chase-lake-summer-2016-sf-34And still it grew.  On March 12th, 80 people showed up for a work party and built 14 raised beds. Dave Nelson from Edmonds Lutheran Church was an advisor and Black’s brother Jim, who had built homes for Habitat for Humanity, designed and built a prototype and two ADA-compatible beds.

A Lowe’s Toolbox For Education grant for $4000 was awarded in May, and Cedar Grove  provided soil and compost; Zsofia Pasztor from Farmer Frog, along with Edmonds Rotary gave all kinds of support, including the services of Urban Farmer Jessica Raav, who grew up in Edmonds; coffee drinkers at Red Twig gave personal donations.  The League of Women Voters signed up to water every other day in July, then donated $100 in thchase-lake-summer-2016-sf-46e fall and provided school supplies and backpacks for the party in August.  Artist Mona Fairbanks gave the kids a lesson in creating plein air paintings of their garden.

And of course, Floretum chipped in, giving $500 to pay Master Gardener Meila Hampshire to take care of the garden for the summer.  To see more photos, click here.

Black said it started as a school-wide project:

“Every single kid in the whole school got to plant something.  Each classroom had its own bed.  There was a bumble at the beginning when they started out using all compost.  The 6th graders got a kit and took soil samples and figured out what was wrong.  They dug out half the bed, replaced it with potting soil, got the Ph balanced, then replanted the plants.  We bought kid-sized watering cans, because the big ones were too heavy for the kindergarteners, and the kids were responsible for watering the plants.

Floretum member Lilly McLellan donated scarlet runner bean seeds, and the younger kids are very excited. They are just harvesting the dried pods, and discovering that the seeds look exactly like what they planted!”

In September, the school took the teachers out to see how the garden had grown over the summer, and they were blown away.

The garden represents the Chase Lake motto in action: ‘Take care of yourself, take care of others, take care of this place.’chase-lake-summer-2016-sf-53

The garden has become more than just a school project.  Parents, business partners and clubs are invested in the outcome; My Edmonds News did a feature; and Chase Lake families have come to work in the gardens and take home produce.  A Welcome Back Dinner on the 22nd will feature Tuscan Vegetable Soup made with some ingredients from the garden.

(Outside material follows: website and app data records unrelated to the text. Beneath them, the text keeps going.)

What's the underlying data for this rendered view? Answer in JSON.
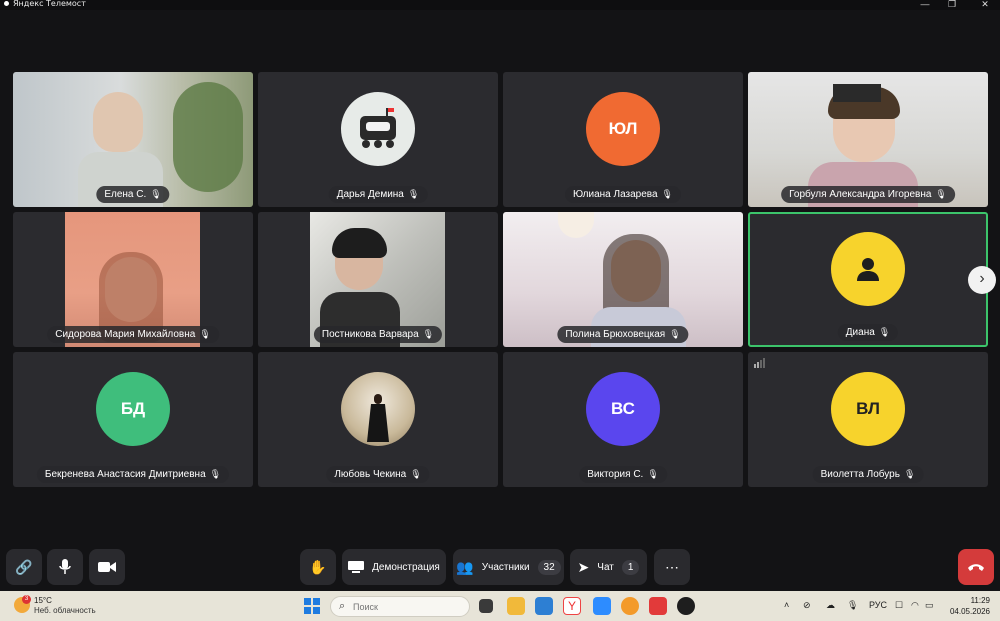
{
  "window": {
    "title": "Яндекс Телемост",
    "controls": [
      "—",
      "❐",
      "✕"
    ]
  },
  "participants": [
    {
      "name": "Елена С.",
      "type": "video",
      "bg": "#c9ced0"
    },
    {
      "name": "Дарья Демина",
      "type": "avatar-image",
      "bg": "#2b2b2f"
    },
    {
      "name": "Юлиана Лазарева",
      "type": "avatar",
      "initials": "ЮЛ",
      "color": "#f06a32"
    },
    {
      "name": "Горбуля Александра Игоревна",
      "type": "video",
      "bg": "#dcdcdc"
    },
    {
      "name": "Сидорова Мария Михайловна",
      "type": "video",
      "bg": "#e08f75"
    },
    {
      "name": "Постникова Варвара",
      "type": "video",
      "bg": "#c4c4c0"
    },
    {
      "name": "Полина Брюховецкая",
      "type": "video",
      "bg": "#d8d0d5"
    },
    {
      "name": "Диана",
      "type": "avatar-icon",
      "color": "#f7d32c",
      "active": true
    },
    {
      "name": "Бекренева Анастасия Дмитриевна",
      "type": "avatar",
      "initials": "БД",
      "color": "#3fbe7c"
    },
    {
      "name": "Любовь Чекина",
      "type": "avatar-image",
      "bg": "#2b2b2f"
    },
    {
      "name": "Виктория С.",
      "type": "avatar",
      "initials": "ВС",
      "color": "#5a46ee"
    },
    {
      "name": "Виолетта Лобурь",
      "type": "avatar",
      "initials": "ВЛ",
      "color": "#f7d32c"
    }
  ],
  "toolbar": {
    "demo_label": "Демонстрация",
    "participants_label": "Участники",
    "participants_count": "32",
    "chat_label": "Чат",
    "chat_count": "1"
  },
  "taskbar": {
    "weather_temp": "15°C",
    "weather_cond": "Неб. облачность",
    "weather_badge": "3",
    "search_placeholder": "Поиск",
    "lang": "РУС",
    "time": "11:29",
    "date": "04.05.2026"
  }
}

Black is amazed by the outpouring of support.  “It turned out to be more than what we expected; it turned out to be everything we hoped.”

…making Edmonds beautiful